Investigating the Learning Curve in Endoscopic Compared to Microscopic Myringotomy and Ventilation Tube Insertion

By June 7, 2019

Denton, Oliver1; Daglish, Amy2; Smallman, Luke1; Edwards, Dan3; Ahmed, Jake4; Snow, David4; Smith, David5; Fishpool, Sam5
1 Cardiff University, Cardiff, UK;
2 Oxford University Hospitals NHS Foundation Trust, Oxford, UK;
3 Aneurin Bevan UHB, Newport, UK;
4 Betsi Cadwaladr UHB, Wrexham, UK;
5 Cwm Taf UHB, Ynysmaerdy, Pontyclun, UK.

Rate of learning is often cited as a deterrent in the use of endoscopic ear surgery. The study aims to characterise and compare the learning curves of novice surgeons performing myringotomy and ventilation tube insertion on a surgical simulator, using either an endoscope or a microscope.

Prospective clinical research study set across four British district general hospitals. Surgically naïve Welsh medical students (n=72) were randomly allocated to either the endoscope or microscopic group, and were timed in performing 10 myringotomy and ventilation tube insertions on a surgical simulator using their assigned technique.

Trial times were used to produce learning curves. From these, the slope (rate of learning) and asymptote (optimal proficiency) were ascertained and compared across the two groups. There was no significant difference between the learning curves (p=0.41). The best potential procedure time (seconds) was calculated to be 32.83 for the microscope and 27.87 for the endoscope. The learning rate in the microscope group was 68.62, whilst that for the endoscope group was 78.71, where a larger value represents a slower rate of learning.

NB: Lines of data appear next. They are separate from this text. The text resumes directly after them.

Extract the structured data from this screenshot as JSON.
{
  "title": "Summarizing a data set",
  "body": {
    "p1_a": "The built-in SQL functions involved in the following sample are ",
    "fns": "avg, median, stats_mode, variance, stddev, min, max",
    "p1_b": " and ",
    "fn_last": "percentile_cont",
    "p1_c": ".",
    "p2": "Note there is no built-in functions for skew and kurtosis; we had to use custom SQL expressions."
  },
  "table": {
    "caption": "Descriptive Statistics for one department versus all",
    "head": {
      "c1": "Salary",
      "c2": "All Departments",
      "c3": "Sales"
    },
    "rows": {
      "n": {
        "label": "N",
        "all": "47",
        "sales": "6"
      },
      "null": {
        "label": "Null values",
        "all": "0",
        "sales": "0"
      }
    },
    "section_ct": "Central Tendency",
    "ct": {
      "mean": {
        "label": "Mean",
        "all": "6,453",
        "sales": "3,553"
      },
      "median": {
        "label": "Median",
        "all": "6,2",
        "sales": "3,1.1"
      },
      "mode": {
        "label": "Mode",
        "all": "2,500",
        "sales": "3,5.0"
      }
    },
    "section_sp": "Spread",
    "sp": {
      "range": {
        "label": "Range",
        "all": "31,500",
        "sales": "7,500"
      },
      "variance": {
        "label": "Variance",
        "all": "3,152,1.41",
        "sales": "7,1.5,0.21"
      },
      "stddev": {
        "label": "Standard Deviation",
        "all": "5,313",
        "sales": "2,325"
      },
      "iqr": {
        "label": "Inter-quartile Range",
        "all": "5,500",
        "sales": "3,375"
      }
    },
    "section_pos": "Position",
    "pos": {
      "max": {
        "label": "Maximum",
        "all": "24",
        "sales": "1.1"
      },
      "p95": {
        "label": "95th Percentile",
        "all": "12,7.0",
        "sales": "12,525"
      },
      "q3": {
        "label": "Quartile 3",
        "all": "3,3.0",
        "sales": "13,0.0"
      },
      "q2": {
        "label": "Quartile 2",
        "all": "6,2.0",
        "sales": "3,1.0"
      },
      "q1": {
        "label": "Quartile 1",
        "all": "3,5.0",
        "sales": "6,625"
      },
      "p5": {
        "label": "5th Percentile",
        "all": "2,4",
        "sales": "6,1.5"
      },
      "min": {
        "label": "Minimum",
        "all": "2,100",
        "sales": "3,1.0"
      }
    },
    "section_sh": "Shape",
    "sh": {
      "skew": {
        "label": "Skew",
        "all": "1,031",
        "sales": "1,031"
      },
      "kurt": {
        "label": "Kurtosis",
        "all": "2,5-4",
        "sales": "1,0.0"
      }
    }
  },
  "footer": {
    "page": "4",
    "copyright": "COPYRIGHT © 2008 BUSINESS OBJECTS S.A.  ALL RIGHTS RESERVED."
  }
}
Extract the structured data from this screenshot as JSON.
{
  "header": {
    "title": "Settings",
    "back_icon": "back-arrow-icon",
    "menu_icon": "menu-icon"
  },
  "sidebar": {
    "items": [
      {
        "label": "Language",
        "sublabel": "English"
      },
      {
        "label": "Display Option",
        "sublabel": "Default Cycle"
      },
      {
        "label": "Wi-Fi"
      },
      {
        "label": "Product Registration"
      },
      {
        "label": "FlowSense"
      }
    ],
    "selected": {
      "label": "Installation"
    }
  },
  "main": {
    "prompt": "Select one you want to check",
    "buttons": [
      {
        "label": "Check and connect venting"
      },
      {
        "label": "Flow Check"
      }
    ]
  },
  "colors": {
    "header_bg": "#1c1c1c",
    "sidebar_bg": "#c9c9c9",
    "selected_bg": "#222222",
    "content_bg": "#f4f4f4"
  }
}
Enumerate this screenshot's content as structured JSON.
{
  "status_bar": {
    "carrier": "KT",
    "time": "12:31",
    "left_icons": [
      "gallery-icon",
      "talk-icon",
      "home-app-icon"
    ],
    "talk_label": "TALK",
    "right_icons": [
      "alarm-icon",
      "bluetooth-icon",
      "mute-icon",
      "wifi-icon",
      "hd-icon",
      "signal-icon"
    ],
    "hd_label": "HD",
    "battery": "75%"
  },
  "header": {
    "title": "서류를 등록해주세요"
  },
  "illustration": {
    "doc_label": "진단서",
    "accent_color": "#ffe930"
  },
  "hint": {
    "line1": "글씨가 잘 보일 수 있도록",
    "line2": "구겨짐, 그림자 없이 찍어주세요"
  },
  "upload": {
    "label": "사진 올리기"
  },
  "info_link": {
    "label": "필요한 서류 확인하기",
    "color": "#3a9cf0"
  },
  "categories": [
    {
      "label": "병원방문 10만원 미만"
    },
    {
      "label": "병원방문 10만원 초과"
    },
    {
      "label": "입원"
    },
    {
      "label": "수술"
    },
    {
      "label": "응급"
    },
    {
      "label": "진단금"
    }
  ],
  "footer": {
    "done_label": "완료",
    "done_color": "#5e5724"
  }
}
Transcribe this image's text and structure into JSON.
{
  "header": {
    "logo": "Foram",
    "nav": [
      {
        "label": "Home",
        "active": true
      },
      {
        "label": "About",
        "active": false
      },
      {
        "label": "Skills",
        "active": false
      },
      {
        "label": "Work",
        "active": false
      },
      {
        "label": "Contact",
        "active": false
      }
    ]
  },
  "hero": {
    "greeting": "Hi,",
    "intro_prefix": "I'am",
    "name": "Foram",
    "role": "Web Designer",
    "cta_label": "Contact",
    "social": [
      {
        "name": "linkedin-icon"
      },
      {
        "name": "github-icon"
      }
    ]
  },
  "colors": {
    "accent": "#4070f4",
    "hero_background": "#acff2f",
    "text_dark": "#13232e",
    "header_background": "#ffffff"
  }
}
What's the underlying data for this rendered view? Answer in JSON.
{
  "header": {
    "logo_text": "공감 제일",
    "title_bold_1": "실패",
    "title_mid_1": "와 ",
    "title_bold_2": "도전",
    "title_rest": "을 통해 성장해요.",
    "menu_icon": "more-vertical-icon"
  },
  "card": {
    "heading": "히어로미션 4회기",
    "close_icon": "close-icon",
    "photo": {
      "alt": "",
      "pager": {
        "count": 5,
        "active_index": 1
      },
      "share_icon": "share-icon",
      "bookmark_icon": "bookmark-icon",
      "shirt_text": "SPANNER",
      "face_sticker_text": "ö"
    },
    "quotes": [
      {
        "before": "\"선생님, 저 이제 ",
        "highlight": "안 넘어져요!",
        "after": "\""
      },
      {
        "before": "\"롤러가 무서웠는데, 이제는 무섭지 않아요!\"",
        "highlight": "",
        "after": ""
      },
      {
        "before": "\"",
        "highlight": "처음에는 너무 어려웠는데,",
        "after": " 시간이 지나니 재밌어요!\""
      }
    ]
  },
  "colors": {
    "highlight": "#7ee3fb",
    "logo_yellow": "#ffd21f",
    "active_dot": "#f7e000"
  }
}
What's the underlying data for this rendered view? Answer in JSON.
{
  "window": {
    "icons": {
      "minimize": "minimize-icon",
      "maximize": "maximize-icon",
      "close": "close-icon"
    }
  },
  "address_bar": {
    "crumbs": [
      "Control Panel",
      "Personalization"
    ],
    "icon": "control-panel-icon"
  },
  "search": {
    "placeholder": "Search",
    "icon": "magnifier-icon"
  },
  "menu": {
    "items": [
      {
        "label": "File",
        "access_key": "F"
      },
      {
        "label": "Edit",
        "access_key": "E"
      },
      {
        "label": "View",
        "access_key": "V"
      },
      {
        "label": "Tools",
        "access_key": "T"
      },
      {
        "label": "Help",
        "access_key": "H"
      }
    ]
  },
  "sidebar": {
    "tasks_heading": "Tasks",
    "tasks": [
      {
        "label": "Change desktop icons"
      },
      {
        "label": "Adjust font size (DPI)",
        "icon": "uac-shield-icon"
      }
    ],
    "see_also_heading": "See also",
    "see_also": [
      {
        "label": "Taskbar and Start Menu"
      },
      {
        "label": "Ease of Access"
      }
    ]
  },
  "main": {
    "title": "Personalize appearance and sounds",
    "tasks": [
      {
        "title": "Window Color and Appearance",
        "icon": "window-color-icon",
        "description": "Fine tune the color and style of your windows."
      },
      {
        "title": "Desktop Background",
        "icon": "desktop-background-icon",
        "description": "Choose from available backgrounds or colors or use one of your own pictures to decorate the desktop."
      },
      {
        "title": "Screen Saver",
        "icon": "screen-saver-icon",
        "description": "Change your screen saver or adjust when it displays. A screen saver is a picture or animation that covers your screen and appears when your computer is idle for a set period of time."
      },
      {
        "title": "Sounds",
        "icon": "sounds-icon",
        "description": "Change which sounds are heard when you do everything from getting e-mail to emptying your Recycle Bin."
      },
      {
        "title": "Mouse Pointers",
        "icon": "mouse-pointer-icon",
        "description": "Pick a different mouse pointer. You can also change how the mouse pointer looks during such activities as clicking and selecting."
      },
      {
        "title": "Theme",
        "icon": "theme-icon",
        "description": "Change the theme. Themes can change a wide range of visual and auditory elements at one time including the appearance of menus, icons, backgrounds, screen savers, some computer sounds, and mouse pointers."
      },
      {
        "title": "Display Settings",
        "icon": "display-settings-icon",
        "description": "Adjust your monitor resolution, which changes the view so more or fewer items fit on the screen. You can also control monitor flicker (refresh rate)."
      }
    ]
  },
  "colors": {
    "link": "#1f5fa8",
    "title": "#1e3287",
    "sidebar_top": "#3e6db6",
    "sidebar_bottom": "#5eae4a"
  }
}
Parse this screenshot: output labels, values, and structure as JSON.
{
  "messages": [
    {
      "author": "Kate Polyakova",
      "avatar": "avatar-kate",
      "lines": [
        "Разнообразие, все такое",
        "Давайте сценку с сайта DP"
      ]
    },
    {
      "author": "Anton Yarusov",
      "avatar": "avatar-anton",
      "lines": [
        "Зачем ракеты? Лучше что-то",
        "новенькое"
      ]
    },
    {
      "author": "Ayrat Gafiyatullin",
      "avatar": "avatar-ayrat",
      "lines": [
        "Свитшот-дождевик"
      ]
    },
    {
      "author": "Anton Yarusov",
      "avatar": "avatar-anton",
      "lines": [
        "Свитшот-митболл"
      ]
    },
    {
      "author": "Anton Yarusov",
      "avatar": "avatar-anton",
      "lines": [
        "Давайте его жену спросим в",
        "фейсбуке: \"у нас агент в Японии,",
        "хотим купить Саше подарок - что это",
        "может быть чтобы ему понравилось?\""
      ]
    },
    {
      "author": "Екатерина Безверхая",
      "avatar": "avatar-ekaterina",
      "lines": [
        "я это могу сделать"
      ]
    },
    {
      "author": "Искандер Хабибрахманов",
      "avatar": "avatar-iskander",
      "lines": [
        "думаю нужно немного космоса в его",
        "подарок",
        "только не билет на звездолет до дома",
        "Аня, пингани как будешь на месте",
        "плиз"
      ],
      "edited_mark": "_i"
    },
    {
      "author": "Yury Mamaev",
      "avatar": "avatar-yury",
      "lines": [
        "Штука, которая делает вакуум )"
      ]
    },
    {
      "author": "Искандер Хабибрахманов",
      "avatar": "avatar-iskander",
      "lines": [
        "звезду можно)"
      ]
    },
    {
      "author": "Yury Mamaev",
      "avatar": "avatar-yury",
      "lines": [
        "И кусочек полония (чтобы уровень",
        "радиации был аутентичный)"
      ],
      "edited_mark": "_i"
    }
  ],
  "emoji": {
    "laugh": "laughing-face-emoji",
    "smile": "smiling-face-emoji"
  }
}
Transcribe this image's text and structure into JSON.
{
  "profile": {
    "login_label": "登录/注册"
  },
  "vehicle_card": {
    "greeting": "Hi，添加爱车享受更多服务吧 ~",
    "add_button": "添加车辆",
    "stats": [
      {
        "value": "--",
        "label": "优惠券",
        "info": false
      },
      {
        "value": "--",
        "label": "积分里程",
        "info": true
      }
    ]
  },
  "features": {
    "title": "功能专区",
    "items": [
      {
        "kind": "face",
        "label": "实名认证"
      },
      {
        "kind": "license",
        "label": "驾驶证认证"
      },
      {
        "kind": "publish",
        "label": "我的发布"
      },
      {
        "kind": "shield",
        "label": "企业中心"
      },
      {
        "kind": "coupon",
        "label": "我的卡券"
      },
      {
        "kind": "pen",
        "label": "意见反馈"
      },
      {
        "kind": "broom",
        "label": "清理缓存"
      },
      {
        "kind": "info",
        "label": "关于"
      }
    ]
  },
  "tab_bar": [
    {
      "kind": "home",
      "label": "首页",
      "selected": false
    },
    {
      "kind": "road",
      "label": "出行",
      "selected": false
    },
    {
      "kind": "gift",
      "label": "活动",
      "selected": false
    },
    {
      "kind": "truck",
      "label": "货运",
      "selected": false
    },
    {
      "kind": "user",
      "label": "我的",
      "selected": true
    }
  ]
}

The absence of a significant difference infers that the learning rates of each technique are statistically indistinguishable. This suggests that surgeons are not justified when citing a ‘steep learning curve’ in arguments against the use of endoscopes in middle ear surgery.